Libya's eastern oil ports are conduits for much of the crude, gas and petrochemical sales that form the lifeblood of the economy
Tripoli (AFP) - Libya's crucial oil exports from its production heartland ground to a halt Monday in a financial showdown between the country's rival political administrations.
The crisis has slashed production, previously estimated at one million barrels per day, by 850,000 bpd, said the National Oil Corporation run by the Tripoli-based Government of National Accord (GNA).
The NOC said all exports have been suspended from the oil crescent in northeast Libya after operations were frozen at the terminals of Al-Hariga and Zweitina.
Exports from the region's two other ports, Ras Lanuf and Al-Sidra -- seized from a rival militia by military strongman Khalifa Haftar's self-styled Libyan National Army (LNA) -- were already suspended on June 14.
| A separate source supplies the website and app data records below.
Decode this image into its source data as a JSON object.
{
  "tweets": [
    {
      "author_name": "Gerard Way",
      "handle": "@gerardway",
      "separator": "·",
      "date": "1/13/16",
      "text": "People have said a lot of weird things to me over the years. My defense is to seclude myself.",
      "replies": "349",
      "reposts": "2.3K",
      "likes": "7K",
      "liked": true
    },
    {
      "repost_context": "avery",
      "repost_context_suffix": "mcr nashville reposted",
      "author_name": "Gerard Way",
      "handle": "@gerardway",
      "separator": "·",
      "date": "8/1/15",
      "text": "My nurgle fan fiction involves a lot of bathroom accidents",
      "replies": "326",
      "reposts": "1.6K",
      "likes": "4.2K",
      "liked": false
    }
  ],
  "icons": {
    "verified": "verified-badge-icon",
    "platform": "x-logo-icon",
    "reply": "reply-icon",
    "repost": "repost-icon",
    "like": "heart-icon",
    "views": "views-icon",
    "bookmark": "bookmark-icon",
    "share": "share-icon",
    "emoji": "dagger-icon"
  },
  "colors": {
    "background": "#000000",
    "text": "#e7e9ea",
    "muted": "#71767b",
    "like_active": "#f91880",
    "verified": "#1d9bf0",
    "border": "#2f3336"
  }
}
The NOC declared force majeure on crude oil loadings at the ports, a status that frees parties to a contract from their obligations due to circumstances beyond their control.
The suspension amounts to a $67.4 million a day loss in Libya's heavily oil-dependent public revenues, according to the NOC.
Libya has been wracked by chaos since the 2011 NATO-backed uprising that toppled and killed long-time dictator Moamer Kadhafi, with two rival authorities vying for control.
The LNA recaptured the terminals in June after they were seized by armed groups led by militia leader Ibrahim Jadhran, who had controlled them from 2011 to 2016.
Haftar's forces said they would hand the installations and their revenues to an eastern administration that rivals the UN-backed GNA in the capital.
It warned that "no tanker will be allowed to dock" in the ports without permission from a Benghazi-based rival NOC.
But the GNA last week urged the United Nations to block any "illegal" oil exports, and the NOC in Tripoli said Monday it was the "only recognised Libyan entity" responsible for oil production and exports.
"Despite our warnings of the consequences and attempts to reason with the LNA general command, two legitimate allocations were blocked from loading at Al-Hariga and Zweitina this weekend," said NOC chairman Mustafa Sanallah.
"The storage tanks are full and production will now go offline."
- Aim to win concessions -
In the statement, the NOC called on Haftar's forces to lift their blockade, saying losses to the public purse "since the attack on Al-Sidra and Ras Lanuf... by Ibrahim Jadhran is more than $650 million".
Libya produced 1.6 million bpd of oil before Kadhafi's ouster in February 2011. Production fell by about 20 percent after the revolution, before recovering to one million bpd by the end of 2017.
The NOC, under a UN resolution, has been in charge of managing the oil crescent and export revenues, even though Haftar's LNA took over control of the region in 2016.
The revenues are transferred to the GNA-affiliated central bank which is tasked with distributing the funds to "all regions and administrations", including zones under the control of the eastern authorities.
According to sources close to the administration in eastern Libya, its aim is to win political concessions from the GNA, notably to dismiss the bank's governor, Seddik al-Kebir, accused of financing rival forces.
The showdown come barely a month after the rival camps agreed at a meeting in Paris to hold nationwide elections in December and to unify their institutions.